In Progressive American Insurance Company v. Grossi, 164 So. 3d 790 (Fla 5th DCA 2015) John Grossi was the named insured of an automobile insurance policy. His wife, Judy, was also insured by and through the Progressive insurance policy. After an automobile accident, Progressive denied John’s claim for Uninsured/Under-Insured motorist benefits (“UM benefits”). Progressive established that Judy had changed the policy by making a modification (rejecting UM benefits). At the trial court, a summary judgment was entered in favor of John and Judy Grossi; Progressive appealed. The question on appeal was whether Judy Grossi had authority to reject UM coverage as her husband’s actual or apparent agent. John claimed that Judy did not have actual or apparent authority to decline the valuable UM coverage. John argued that only he (the named insured) had the authority to reject UM coverage. Progressive disagreed and asserted that the wife was acting within the actual or apparent authority of her husband and that her rejection was of UM coverage was valid. Florida’s Fifth District Court of Appeal held that the named insured could reject uninsured motorist coverage through an agent. Furthermore, the court found that there was a plethora of evidence to support the insurer’s position, including but not limited to Judy’s numerous modifications of the policy in the past. Thus, the court reversed the trial court’s order granting summary judgment and remanded the case to the trial court for determination of disputed issues of material fact.

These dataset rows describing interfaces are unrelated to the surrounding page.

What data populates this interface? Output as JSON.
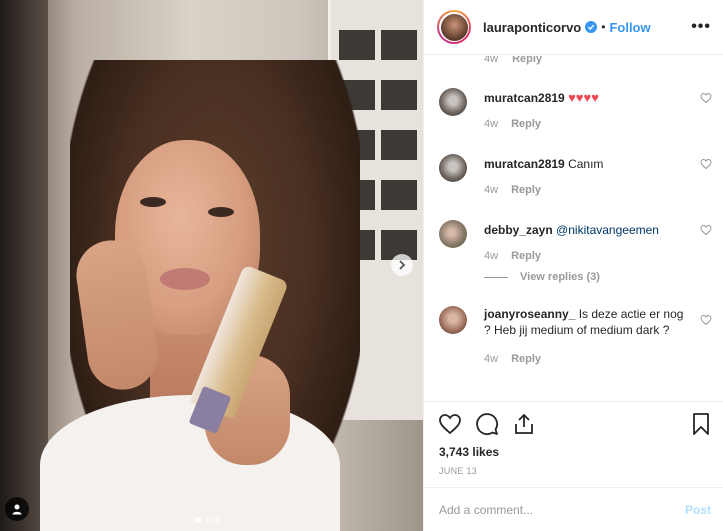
{
  "header": {
    "username": "lauraponticorvo",
    "bullet": "•",
    "follow_label": "Follow",
    "more_label": "•••"
  },
  "partial_comment": {
    "time": "4w",
    "reply": "Reply"
  },
  "comments": [
    {
      "user": "muratcan2819",
      "text": "",
      "hearts": "♥♥♥♥",
      "time": "4w",
      "reply": "Reply"
    },
    {
      "user": "muratcan2819",
      "text": "Canım",
      "time": "4w",
      "reply": "Reply"
    },
    {
      "user": "debby_zayn",
      "mention": "@nikitavangeemen",
      "time": "4w",
      "reply": "Reply",
      "view_replies": "View replies (3)"
    },
    {
      "user": "joanyroseanny_",
      "text": "Is deze actie er nog ? Heb jij medium of medium dark ?",
      "time": "4w",
      "reply": "Reply"
    }
  ],
  "actions": {
    "likes": "3,743 likes",
    "date": "JUNE 13"
  },
  "add_comment": {
    "placeholder": "Add a comment...",
    "post_label": "Post"
  },
  "colors": {
    "link_blue": "#3897f0",
    "heart_red": "#ed4956",
    "muted": "#999999",
    "post_disabled": "#b2dffc"
  },
  "icons": {
    "header": [
      "verified-badge-icon",
      "more-options-icon"
    ],
    "actions": [
      "heart-icon",
      "comment-icon",
      "share-icon",
      "bookmark-icon"
    ],
    "photo": [
      "chevron-right-icon",
      "user-tag-icon"
    ]
  },
  "carousel": {
    "slide_count": 3,
    "active_slide": 1
  }
}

Read the opinion here: http://www.5dca.org/Opinions/Opin2015/052515/5D14-2932.op.pdf